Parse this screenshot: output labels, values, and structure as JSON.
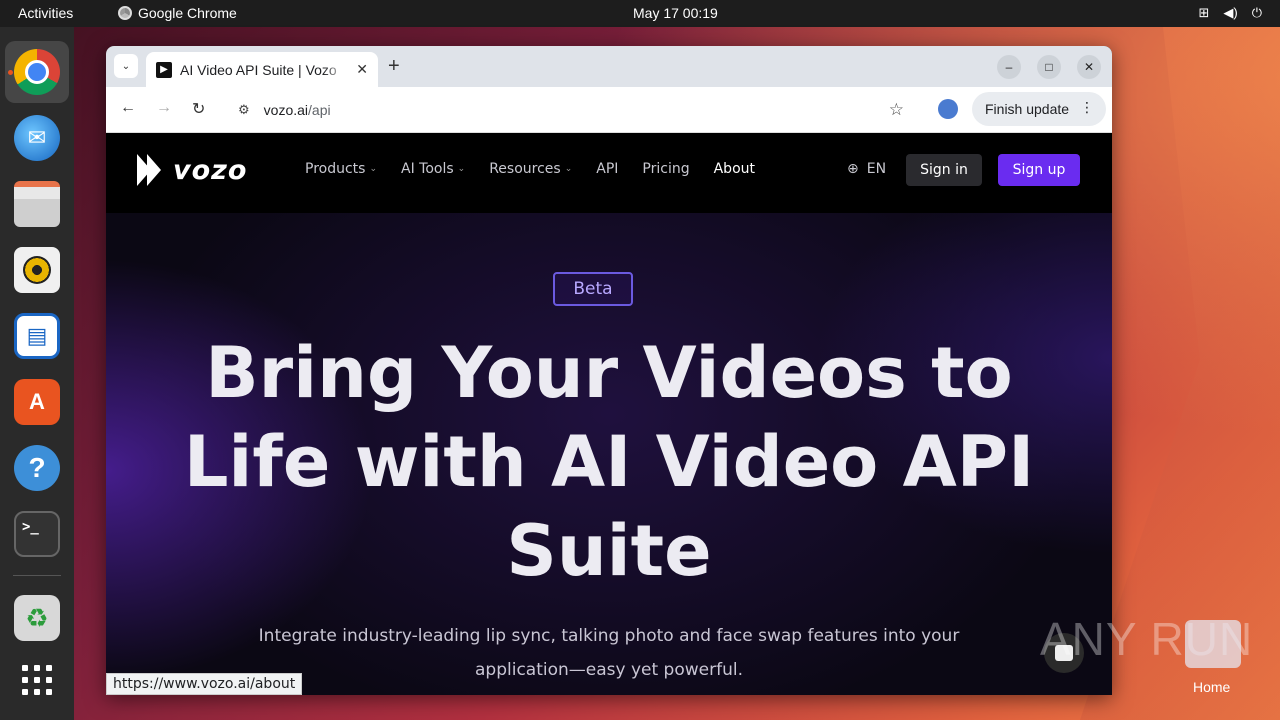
{
  "topbar": {
    "activities": "Activities",
    "app_name": "Google Chrome",
    "clock": "May 17  00:19",
    "tray_icons": [
      "network-icon",
      "volume-icon",
      "power-icon"
    ]
  },
  "dock": {
    "apps": [
      "chrome",
      "thunderbird",
      "files",
      "rhythmbox",
      "libreoffice-writer",
      "app-center",
      "help",
      "terminal",
      "trash",
      "show-apps"
    ]
  },
  "browser": {
    "tab_title": "AI Video API Suite | Vozo",
    "new_tab": "+",
    "url_host": "vozo.ai",
    "url_path": "/api",
    "finish_update": "Finish update",
    "status_url": "https://www.vozo.ai/about"
  },
  "site": {
    "logo": "vozo",
    "nav": {
      "products": "Products",
      "ai_tools": "AI Tools",
      "resources": "Resources",
      "api": "API",
      "pricing": "Pricing",
      "about": "About"
    },
    "lang": "EN",
    "sign_in": "Sign in",
    "sign_up": "Sign up",
    "badge": "Beta",
    "headline": "Bring Your Videos to Life with AI Video API Suite",
    "subtitle": "Integrate industry-leading lip sync, talking photo and face swap features into your application—easy yet powerful."
  },
  "desktop": {
    "home_label": "Home",
    "watermark": "ANY RUN"
  },
  "colors": {
    "accent": "#6a2cf0",
    "ubuntu_orange": "#e95420"
  }
}
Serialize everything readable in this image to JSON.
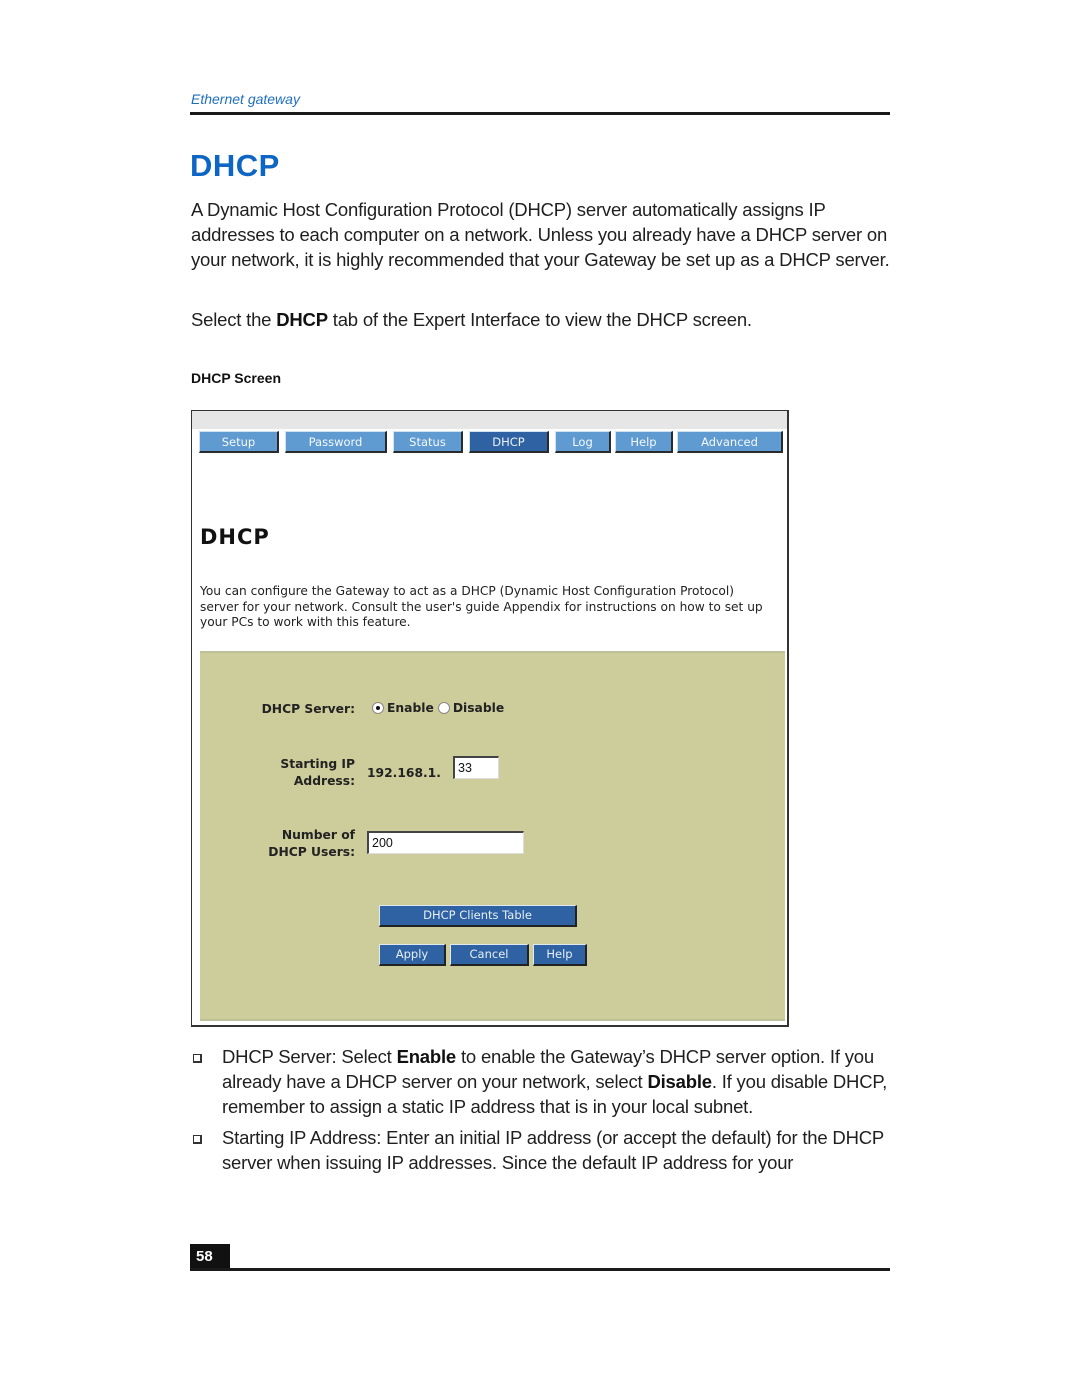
{
  "header": {
    "running_head": "Ethernet gateway"
  },
  "section": {
    "title": "DHCP",
    "para1": "A Dynamic Host Configuration Protocol (DHCP) server automatically assigns IP addresses to each computer on a network. Unless you already have a DHCP server on your network, it is highly recommended that your Gateway be set up as a DHCP server.",
    "para2_pre": "Select the ",
    "para2_bold": "DHCP",
    "para2_post": " tab of the Expert Interface to view the DHCP screen.",
    "figure_caption": "DHCP Screen"
  },
  "screenshot": {
    "tabs": [
      {
        "label": "Setup",
        "active": false
      },
      {
        "label": "Password",
        "active": false
      },
      {
        "label": "Status",
        "active": false
      },
      {
        "label": "DHCP",
        "active": true
      },
      {
        "label": "Log",
        "active": false
      },
      {
        "label": "Help",
        "active": false
      },
      {
        "label": "Advanced",
        "active": false
      }
    ],
    "title": "DHCP",
    "description": "You can configure the Gateway to act as a DHCP (Dynamic Host Configuration Protocol) server for your network. Consult the user's guide Appendix for instructions on how to set up your PCs to work with this feature.",
    "form": {
      "dhcp_server_label": "DHCP Server:",
      "enable_label": "Enable",
      "disable_label": "Disable",
      "selected": "Enable",
      "starting_ip_label_1": "Starting IP",
      "starting_ip_label_2": "Address:",
      "ip_prefix": "192.168.1.",
      "starting_ip_value": "33",
      "num_users_label_1": "Number of",
      "num_users_label_2": "DHCP Users:",
      "num_users_value": "200"
    },
    "buttons": {
      "clients_table": "DHCP Clients Table",
      "apply": "Apply",
      "cancel": "Cancel",
      "help": "Help"
    }
  },
  "bullets": [
    {
      "pre": "DHCP Server:  Select ",
      "b1": "Enable",
      "mid": " to enable the Gateway’s DHCP server option. If you already have a DHCP server on your network, select ",
      "b2": "Disable",
      "post": ". If you disable DHCP, remember to assign a static IP address that is in your local subnet."
    },
    {
      "text": "Starting IP Address:  Enter an initial IP address (or accept the default) for the DHCP server when issuing IP addresses. Since the default IP address for your"
    }
  ],
  "footer": {
    "page_number": "58"
  },
  "colors": {
    "heading_blue": "#0e66c4",
    "tab_blue": "#5f9bd0",
    "active_tab_blue": "#2f62a2",
    "panel_khaki": "#cdcd9c"
  }
}
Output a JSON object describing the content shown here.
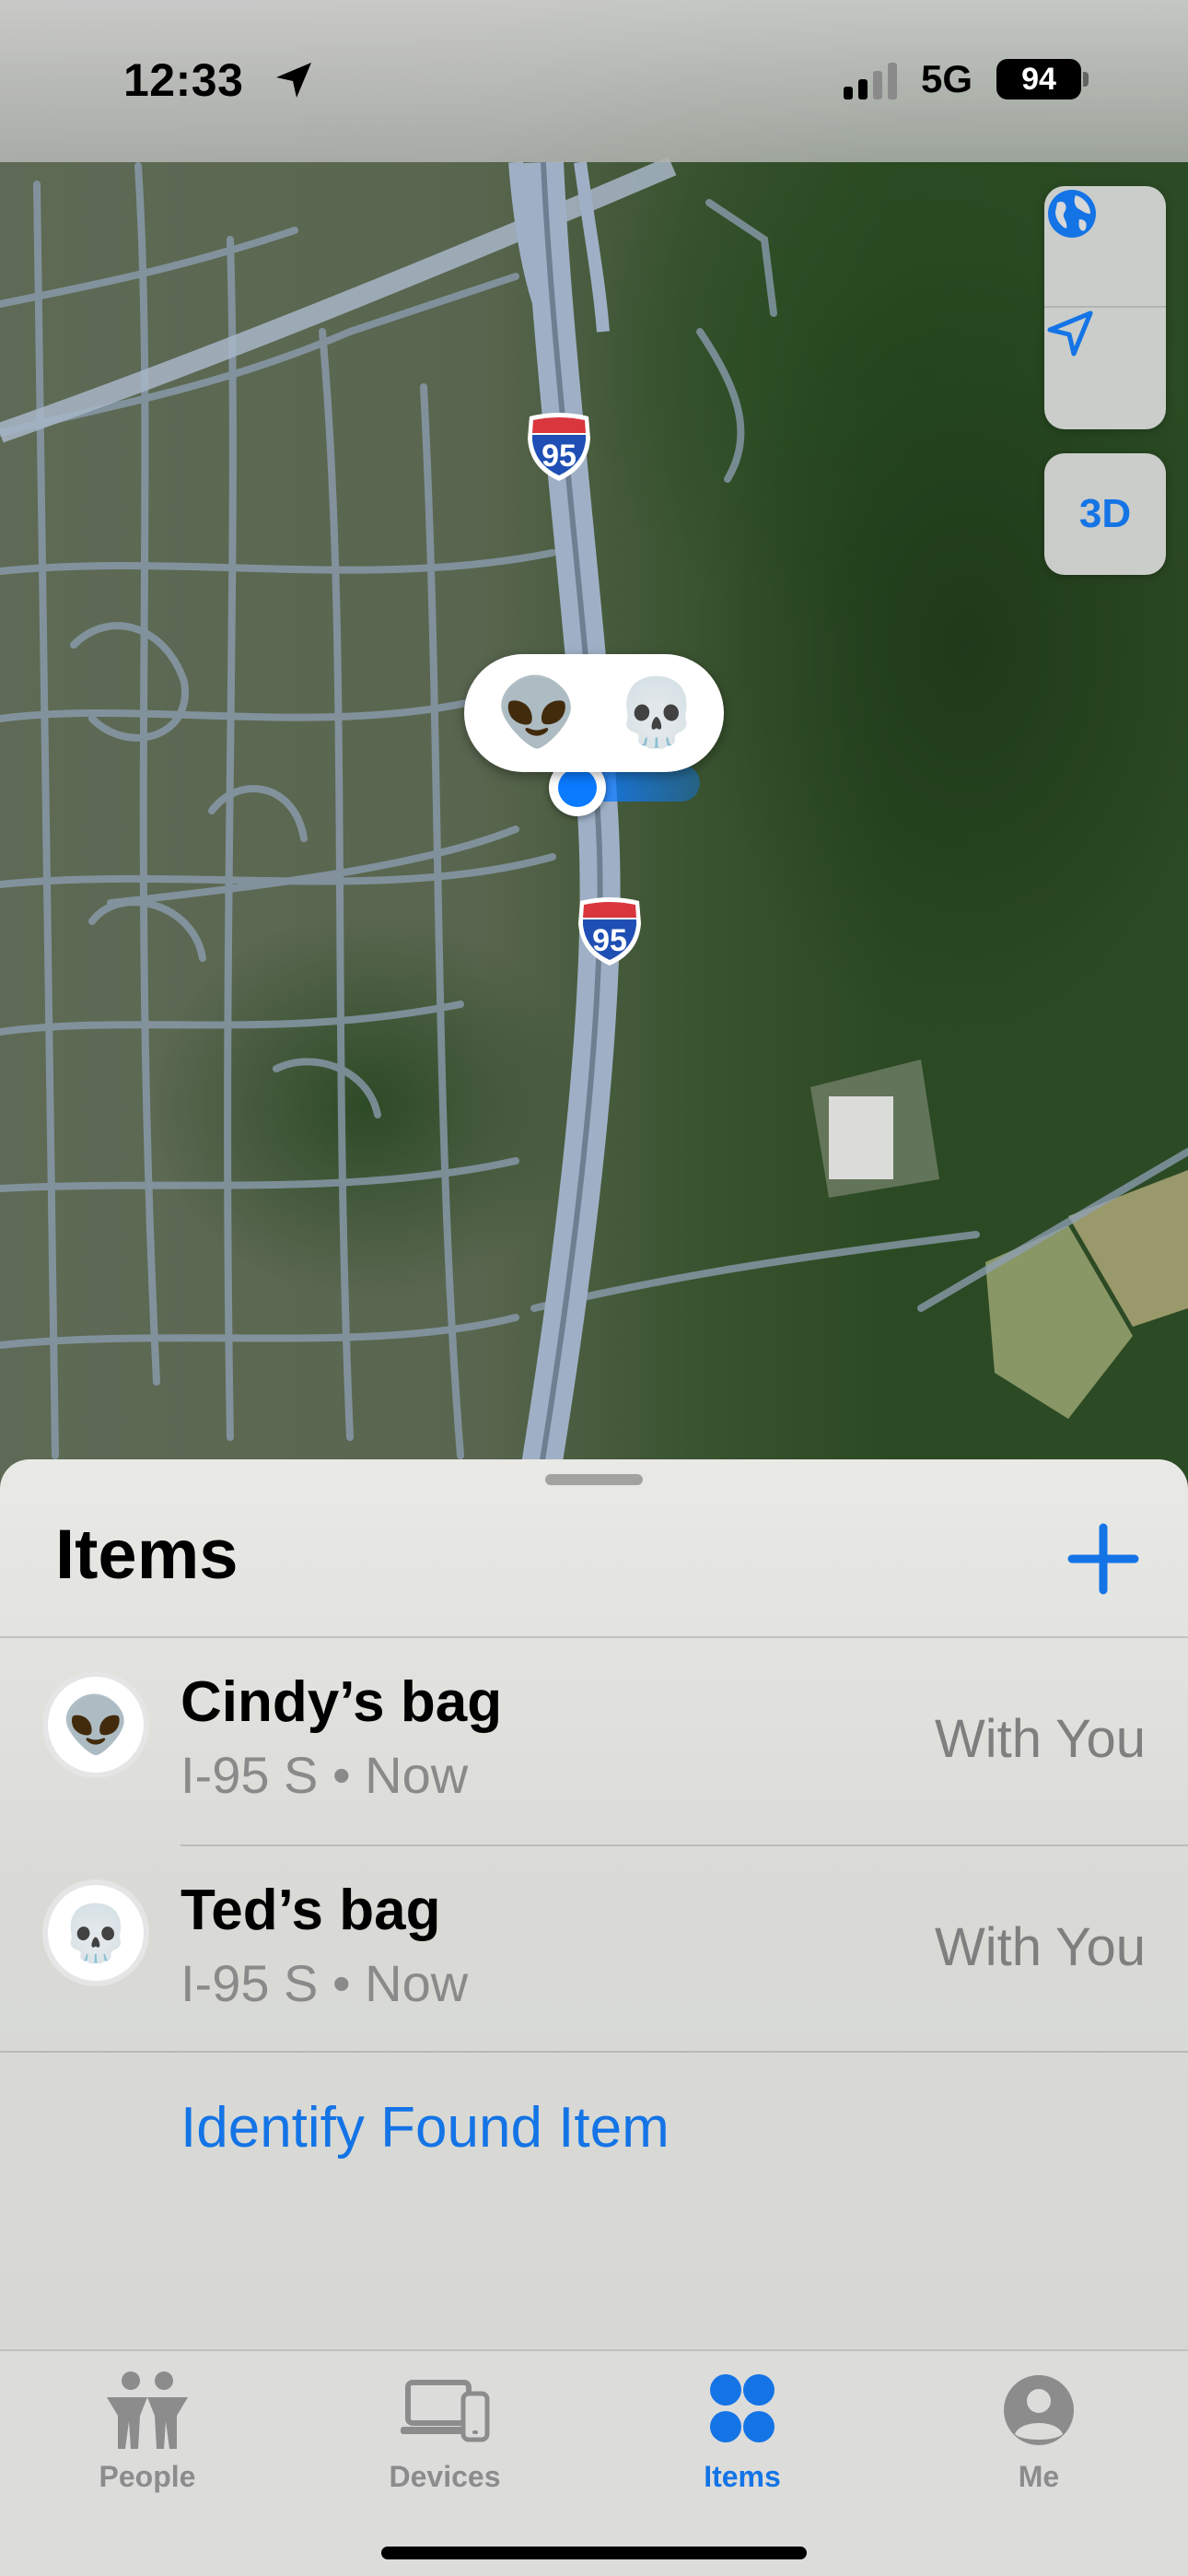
{
  "status_bar": {
    "time": "12:33",
    "network": "5G",
    "battery": "94"
  },
  "map": {
    "highway_shield": "95",
    "controls": [
      "globe-icon",
      "location-arrow-icon"
    ],
    "three_d_label": "3D",
    "callout_emojis": [
      "👽",
      "💀"
    ]
  },
  "sheet": {
    "title": "Items",
    "items": [
      {
        "emoji": "👽",
        "name": "Cindy’s bag",
        "subtitle": "I-95 S • Now",
        "status": "With You"
      },
      {
        "emoji": "💀",
        "name": "Ted’s bag",
        "subtitle": "I-95 S • Now",
        "status": "With You"
      }
    ],
    "identify_label": "Identify Found Item"
  },
  "tabbar": {
    "tabs": [
      {
        "label": "People",
        "icon": "people-icon"
      },
      {
        "label": "Devices",
        "icon": "devices-icon"
      },
      {
        "label": "Items",
        "icon": "items-icon",
        "active": true
      },
      {
        "label": "Me",
        "icon": "me-icon"
      }
    ]
  },
  "colors": {
    "accent": "#1474e6",
    "secondary_text": "#8a8a8a",
    "user_dot": "#0a7aff"
  }
}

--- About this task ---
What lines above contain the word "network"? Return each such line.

--- Exercise answer ---
      "network-icon",
    "para1": "A Dynamic Host Configuration Protocol (DHCP) server automatically assigns IP addresses to each computer on a network. Unless you already have a DHCP server on your network, it is highly recommended that your Gateway be set up as a DHCP server.",
    "description": "You can configure the Gateway to act as a DHCP (Dynamic Host Configuration Protocol) server for your network. Consult the user's guide Appendix for instructions on how to set up your PCs to work with this feature.",
      "mid": " to enable the Gateway’s DHCP server option. If you already have a DHCP server on your network, select ",
    "network": "5G",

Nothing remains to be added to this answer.